  • Itchy mouth
  • Nausea
  • Colicky abdominal pain
  • Vomiting
  • Diarrhoea


  • Nasal itching, sneezing or congestion.
  • Cough, chest tightness or wheezing


  • Itchy skin
  • Skin rash
  • Acute rash
  • Acute swelling (most commonly in the lips and face, and around the eyes)

Other symptoms seen in clinical practice but may not be evidence based:

  • Recurrent ear infections
  • Poor sleep

CMPA is NOT lactose intolerance

True lactose intolerance is due to a deficiency of the enzyme lactase; it is not an allergy. Primary lactase deficiency is genetic and doesn’t usually present until later childhood or adult life and is due to a reduced ability to produce the enzyme lactase.

In children, we are most likely to see what is known as secondary lactose intolerance which is caused by an injury to the small intestine, from acute gastroenteritis or diarrhoea.

Therefore, if your child has struggled with loose stools, they have secondary lactose intolerance which usually subsides after a period of 4-6 weeks on a lactose-free diet.

How do we diagnose CMPA?

Your dietitian or doctor will perform an allergy focused assessment to help exclude or diagnose CMPA. There are no validated tests to diagnose non-IgE-mediated CMPA, therefore diagnosis is based on a combination of an allergy-focused history and an elimination diet where the allergen is eliminated from the diet for a period of time.

The allergen is then reintroduced back into the diet and if a reaction occurs, an allergy is confirmed. A skin prick test or blood test to check for circulating IgE antibodies is indicated in children with suspected mediated CMPA.

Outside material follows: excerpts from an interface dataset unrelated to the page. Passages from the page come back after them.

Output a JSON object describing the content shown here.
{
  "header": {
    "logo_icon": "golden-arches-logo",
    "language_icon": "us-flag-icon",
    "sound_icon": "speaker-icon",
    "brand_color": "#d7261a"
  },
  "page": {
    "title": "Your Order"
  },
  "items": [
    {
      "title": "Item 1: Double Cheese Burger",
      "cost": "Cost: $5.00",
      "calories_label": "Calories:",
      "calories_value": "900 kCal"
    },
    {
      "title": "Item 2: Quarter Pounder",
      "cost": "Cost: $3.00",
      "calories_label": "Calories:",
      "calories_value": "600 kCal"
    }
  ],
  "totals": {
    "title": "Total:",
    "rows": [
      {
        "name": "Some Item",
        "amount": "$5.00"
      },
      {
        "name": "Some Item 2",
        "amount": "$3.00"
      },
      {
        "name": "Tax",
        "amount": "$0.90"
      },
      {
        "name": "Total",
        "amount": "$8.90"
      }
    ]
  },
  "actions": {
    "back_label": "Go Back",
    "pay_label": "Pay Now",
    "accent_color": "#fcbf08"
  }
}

For example, a mother is breastfeeding her infant and has noticed her baby is unsettled, struggling with colic and reflux. She speaks to her dietitian and is advised to go dairy-free for 2-4 weeks. Mom sees a marked improvement in her baby’s symptoms. To confirm an allergy, mom has a glass of cow’s milk or cheesy pizza and notices the symptoms reappearing which confirms non-Ige CMPA.

A formula-fed infant is struggling with loose stools, arching their back in pain and congestion. Mom tries an extensively hydrolysed formula (available by contacting your dietitian or doctor) and notices a marked improvement in her baby’s symptoms. After 2-4 weeks, ordinary cow’s milk formula is introduced again, step by step. See table below. If symptoms reappear, the child has a confirmed allergy to cow’s milk.

At times, the diagnosis is pretty clear, and your dietitian or doctor may therefore omit this step.

Table 2: Home reintroduction to Confirm or Exclude CMPA

Day Volume of boiled water (mls) Hypoallergenic formula (mls) Cow’s milk formula (mls)
Day 1 210mls 180mls 30mls
Day 2 210mls 150mls 60mls

Will my child outgrow their allergy?

The good news is that it is more likely for a child with an allergy to milk or even egg to outgrow their allergy than children with an allergy to peanuts.

For example, only 10% outgrow their allergy to peanut whereas in children with an allergy to dairy, the majority (85%) would have outgrown their allergy by age 3. The likelihood to outgrow a food allergy, therefore, depends on the Food BUT also the Severity of the allergy.



Luyt, D.Ball, H.Makwana, N.Green, M. R.Bravin, K.Nasser, S. M.Clark, A. T.Clinical & Experimental Allergy2014 ( 44642– 672.iMAP Home Reintroduction to Confirm or Exclude the Diagnosis of Mild-toModerate Non-IgE Cow’s Milk Allergy

Mitre E, Susi A, Kropp LE, Schwartz DJ, Gorman GH, Nylund CM. Association Between Use of Acid-Suppressive Medications and Antibiotics During Infancy and Allergic Diseases in Early Childhood. JAMA Pediatr. 2018;172(6):e180315. doi:10.1001/jamapediatrics.2018.0315

NICE guidelines (2015) “Cow’s milk protein allergy”

Walsh J, Meyer R, Shah N, Quekett J, Fox AT. Differentiating milk allergy (IgE and non-IgE mediated) from lactose intolerance: understanding the underlying mechanisms and presentations. Br J Gen Pract. 2016;66(649):e609-e611. doi:10.3399/bjgp16X686521